The value of body-worn camera (BWC) footage as evidence and the challenges and opportunities it affords case processing are, as yet, relatively unexplored. The current research examines the impact of BWC footage on prosecutors and defense attorneys in three jurisdictions: Monroe County, New York; San Diego County, California; and Travis County, Texas. We explore variations across the two groups (assistant district attorneys/public defenders) in terms of time, expectations, and anticipated consequences of BWC on their respective work in processing cases in local courts.

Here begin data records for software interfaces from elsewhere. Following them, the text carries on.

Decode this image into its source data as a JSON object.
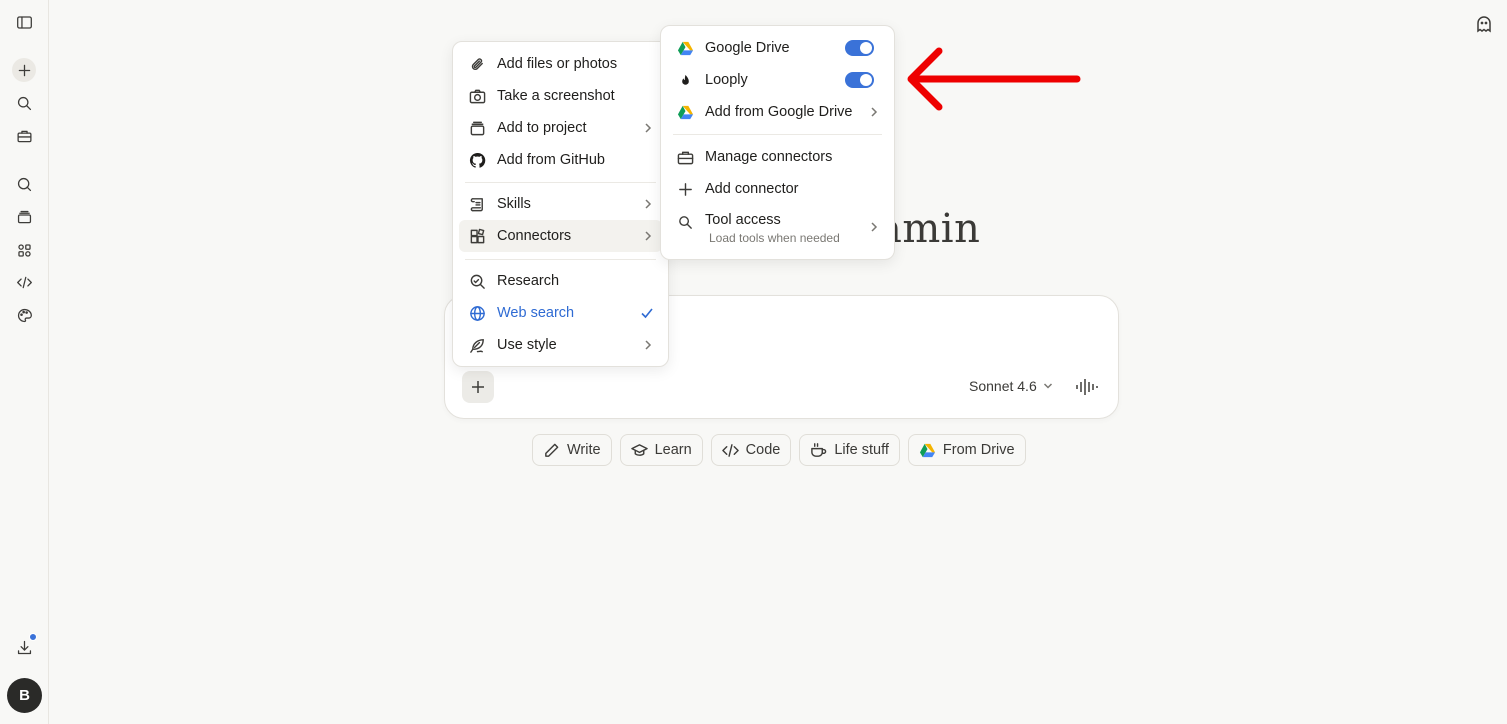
{
  "sidebar": {
    "icons": [
      "sidebar-toggle-icon",
      "new-chat-icon",
      "search-icon",
      "toolbox-icon",
      "chats-icon",
      "projects-icon",
      "artifacts-icon",
      "code-icon",
      "palette-icon",
      "download-icon"
    ],
    "avatar_initial": "B"
  },
  "header": {
    "ghost_icon": "incognito-ghost-icon"
  },
  "greeting": {
    "text": "amin"
  },
  "composer": {
    "model": "Sonnet 4.6",
    "plus_icon": "plus-icon",
    "voice_icon": "voice-waveform-icon"
  },
  "chips": [
    {
      "label": "Write",
      "icon": "pencil-icon"
    },
    {
      "label": "Learn",
      "icon": "graduation-cap-icon"
    },
    {
      "label": "Code",
      "icon": "code-icon"
    },
    {
      "label": "Life stuff",
      "icon": "coffee-cup-icon"
    },
    {
      "label": "From Drive",
      "icon": "google-drive-icon"
    }
  ],
  "attach_menu": {
    "items": [
      {
        "label": "Add files or photos",
        "icon": "paperclip-icon"
      },
      {
        "label": "Take a screenshot",
        "icon": "camera-icon"
      },
      {
        "label": "Add to project",
        "icon": "project-icon",
        "submenu": true
      },
      {
        "label": "Add from GitHub",
        "icon": "github-icon"
      },
      {
        "label": "Skills",
        "icon": "scroll-icon",
        "submenu": true
      },
      {
        "label": "Connectors",
        "icon": "connectors-icon",
        "submenu": true,
        "active": true
      },
      {
        "label": "Research",
        "icon": "research-icon"
      },
      {
        "label": "Web search",
        "icon": "globe-icon",
        "checked": true
      },
      {
        "label": "Use style",
        "icon": "feather-icon",
        "submenu": true
      }
    ]
  },
  "connectors_menu": {
    "items": [
      {
        "label": "Google Drive",
        "icon": "google-drive-icon",
        "toggle": true
      },
      {
        "label": "Looply",
        "icon": "flame-icon",
        "toggle": true
      },
      {
        "label": "Add from Google Drive",
        "icon": "google-drive-icon",
        "submenu": true
      },
      {
        "label": "Manage connectors",
        "icon": "toolbox-icon"
      },
      {
        "label": "Add connector",
        "icon": "plus-icon"
      },
      {
        "label": "Tool access",
        "sublabel": "Load tools when needed",
        "icon": "search-icon",
        "submenu": true
      }
    ]
  },
  "colors": {
    "accent": "#3a72d8",
    "annotation_arrow": "#ee0000"
  }
}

As a part of the Body-Worn Camera (BWC) Training and Technical Assistance (TTA) Program, funded sites can request an on-site TTA meeting. During these meetings, sites receive assistance and presentations from CNA’s cadre of subject experts on topics relevant to their departments. These topics range from community and media engagement, data management, and public release issues to prosecutor engagement, training, and officer buy-in. The subject experts in attendance facilitate the presentations and encourage discussion among the audience.
This webinar featured National District Attorneys Association (NDAA) Executive Director Nelson Bunn and San Diego Deputy District Attorney and subject expert Damon Mosler. They discussed topics that police departments and prosecutors’ offices should consider during BWC planning and implementation, as well as ways to keep prosecutors involved in the BWC discussion after implementation is complete.
This model policy is created as a guide to prosecutors who are working with law enforcement agencies to implement body-worn cameras. The policy includes “Use Notes,” which present and consider viable alternative policies that may exist for a particular issue. Also accompanying the model policy is a checklist outlining the many issues that should be addressed in a body worn camera policy. This model evolved from a policy originally created by a subcommittee of the CDAA Foundation, headed by David Angel of the Santa Clara County District Attorney’s Office.
Laws governing how and when police body-worn cameras can be used and whether the footage is released vary considerably across the country. The BWC legislation tracker can be used to find out about passed and pending laws in your state. The tracker will be updated periodically as state laws change.
To view the BWC legislation tracker, click here.
Body-worn cameras are recording devices police officers wear as part of their uniforms to document what they see as they perform their duties. Body cameras continue to be a significant focus for state law makers as they consider and enact legislation to address police-community relations. To date, thirty-four states and the District of Columbia have created laws for body cameras. The body-worn camera laws database provides a list of all thirty-four states along with their specific BWC laws.
Many community stakeholders and criminal justice leaders have suggested placing body-worn cameras (BWCs) on police officers improves the civility of police-citizen encounters and enhances citizen perceptions of police transparency and legitimacy. In response, many police departments have adopted this technology to improve the quality of policing in their communities. However, the existing evaluation evidence on the intended and unintended consequences of outfitting police officers with BWCs is still developing.
In the era of Law & Order, NCIS, Criminal Minds, and other television crime dramas, the public now expects clear and compelling recordings that document the commission of an alleged crime. At a minimum, they expect to see recordings of the arrival of the police on the scene and footage of the person charged with committing the crime. Body-worn camera (BWC) recordings dwell at the intersection of television drama and real life. But despite the popular imagination, BWC footage is not always the end-all and be-all of a case.